_Your task_: Every record below must be returned word for word, with the pictures left out.

_Given entries_:

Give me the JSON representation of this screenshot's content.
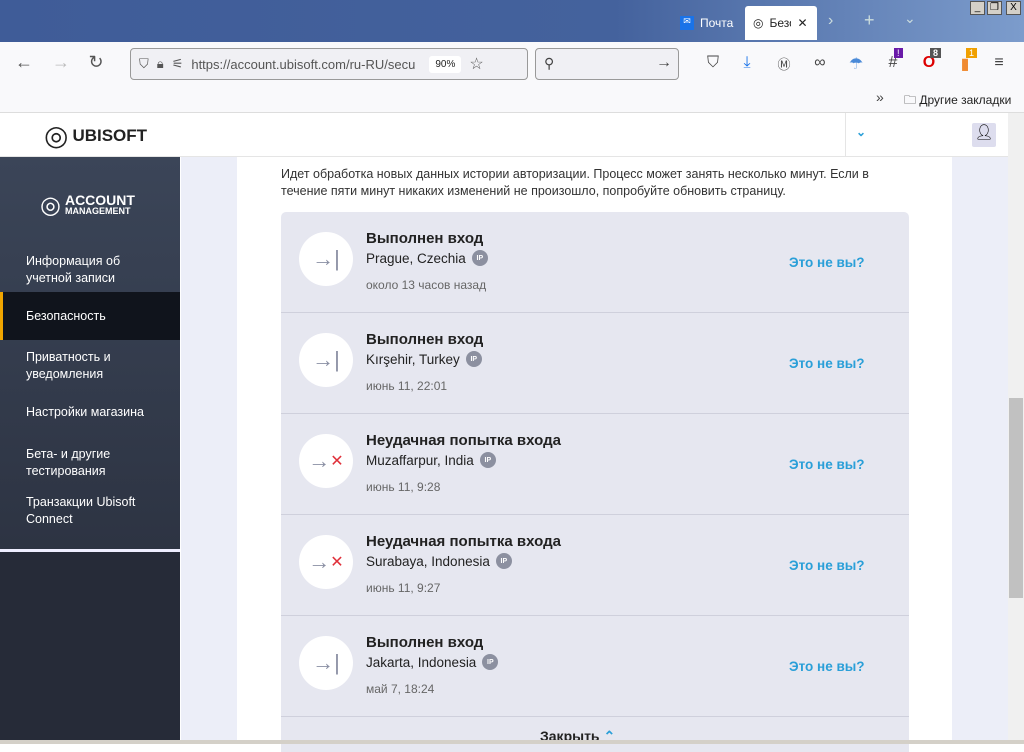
{
  "browser": {
    "tabs": [
      {
        "label": "Почта"
      },
      {
        "label": "Безо"
      }
    ],
    "url": "https://account.ubisoft.com/ru-RU/secu",
    "zoom": "90%",
    "bookmarks_folder": "Другие закладки",
    "badges": {
      "ext1": "!",
      "ext2": "8",
      "ext3": "1"
    }
  },
  "header": {
    "logo": "UBISOFT"
  },
  "sidebar": {
    "logo_line1": "ACCOUNT",
    "logo_line2": "MANAGEMENT",
    "items": [
      {
        "label": "Информация об учетной записи"
      },
      {
        "label": "Безопасность",
        "active": true
      },
      {
        "label": "Приватность и уведомления"
      },
      {
        "label": "Настройки магазина"
      },
      {
        "label": "Бета- и другие тестирования"
      },
      {
        "label": "Транзакции Ubisoft Connect"
      }
    ]
  },
  "main": {
    "notice": "Идет обработка новых данных истории авторизации. Процесс может занять несколько минут. Если в течение пяти минут никаких изменений не произошло, попробуйте обновить страницу.",
    "ip_label": "IP",
    "not_me": "Это не вы?",
    "events": [
      {
        "title": "Выполнен вход",
        "location": "Prague, Czechia",
        "time": "около 13 часов назад",
        "status": "success"
      },
      {
        "title": "Выполнен вход",
        "location": "Kırşehir, Turkey",
        "time": "июнь 11, 22:01",
        "status": "success"
      },
      {
        "title": "Неудачная попытка входа",
        "location": "Muzaffarpur, India",
        "time": "июнь 11, 9:28",
        "status": "failed"
      },
      {
        "title": "Неудачная попытка входа",
        "location": "Surabaya, Indonesia",
        "time": "июнь 11, 9:27",
        "status": "failed"
      },
      {
        "title": "Выполнен вход",
        "location": "Jakarta, Indonesia",
        "time": "май 7, 18:24",
        "status": "success"
      }
    ],
    "close_label": "Закрыть"
  }
}
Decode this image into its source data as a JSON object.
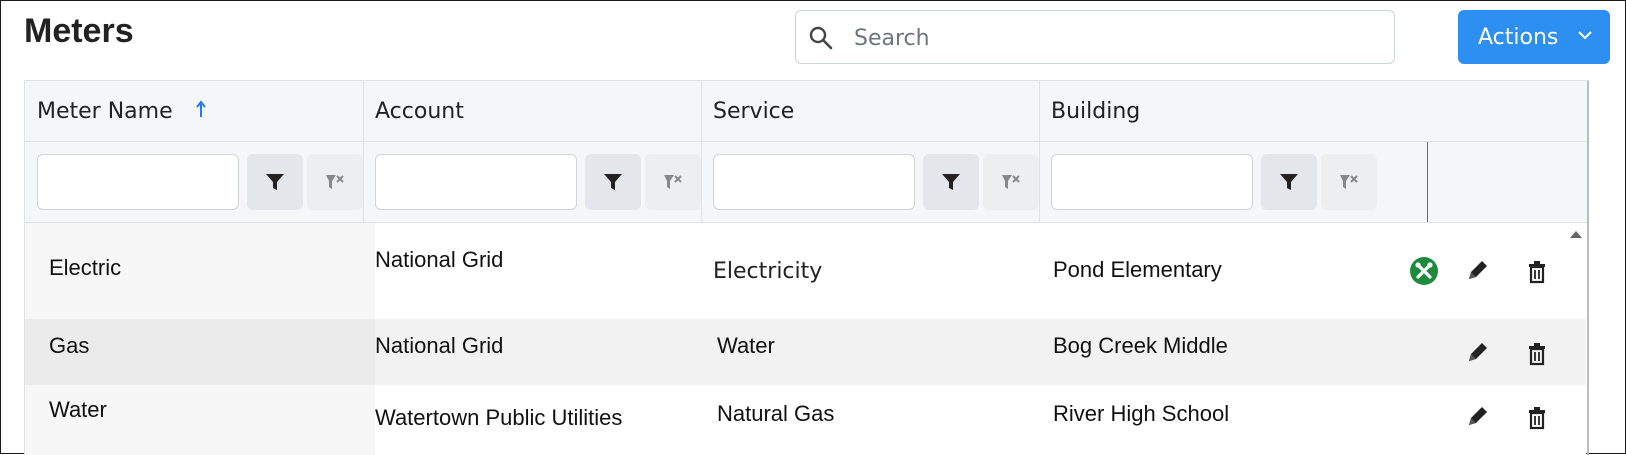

_Written answer_:
Give me the JSON representation of this screenshot's content.
{
  "browser": {
    "tabs": [
      {
        "label": "Почта"
      },
      {
        "label": "Безо"
      }
    ],
    "url": "https://account.ubisoft.com/ru-RU/secu",
    "zoom": "90%",
    "bookmarks_folder": "Другие закладки",
    "badges": {
      "ext1": "!",
      "ext2": "8",
      "ext3": "1"
    }
  },
  "header": {
    "logo": "UBISOFT"
  },
  "sidebar": {
    "logo_line1": "ACCOUNT",
    "logo_line2": "MANAGEMENT",
    "items": [
      {
        "label": "Информация об учетной записи"
      },
      {
        "label": "Безопасность",
        "active": true
      },
      {
        "label": "Приватность и уведомления"
      },
      {
        "label": "Настройки магазина"
      },
      {
        "label": "Бета- и другие тестирования"
      },
      {
        "label": "Транзакции Ubisoft Connect"
      }
    ]
  },
  "main": {
    "notice": "Идет обработка новых данных истории авторизации. Процесс может занять несколько минут. Если в течение пяти минут никаких изменений не произошло, попробуйте обновить страницу.",
    "ip_label": "IP",
    "not_me": "Это не вы?",
    "events": [
      {
        "title": "Выполнен вход",
        "location": "Prague, Czechia",
        "time": "около 13 часов назад",
        "status": "success"
      },
      {
        "title": "Выполнен вход",
        "location": "Kırşehir, Turkey",
        "time": "июнь 11, 22:01",
        "status": "success"
      },
      {
        "title": "Неудачная попытка входа",
        "location": "Muzaffarpur, India",
        "time": "июнь 11, 9:28",
        "status": "failed"
      },
      {
        "title": "Неудачная попытка входа",
        "location": "Surabaya, Indonesia",
        "time": "июнь 11, 9:27",
        "status": "failed"
      },
      {
        "title": "Выполнен вход",
        "location": "Jakarta, Indonesia",
        "time": "май 7, 18:24",
        "status": "success"
      }
    ],
    "close_label": "Закрыть"
  }
}
Decode this image into its source data as a JSON object.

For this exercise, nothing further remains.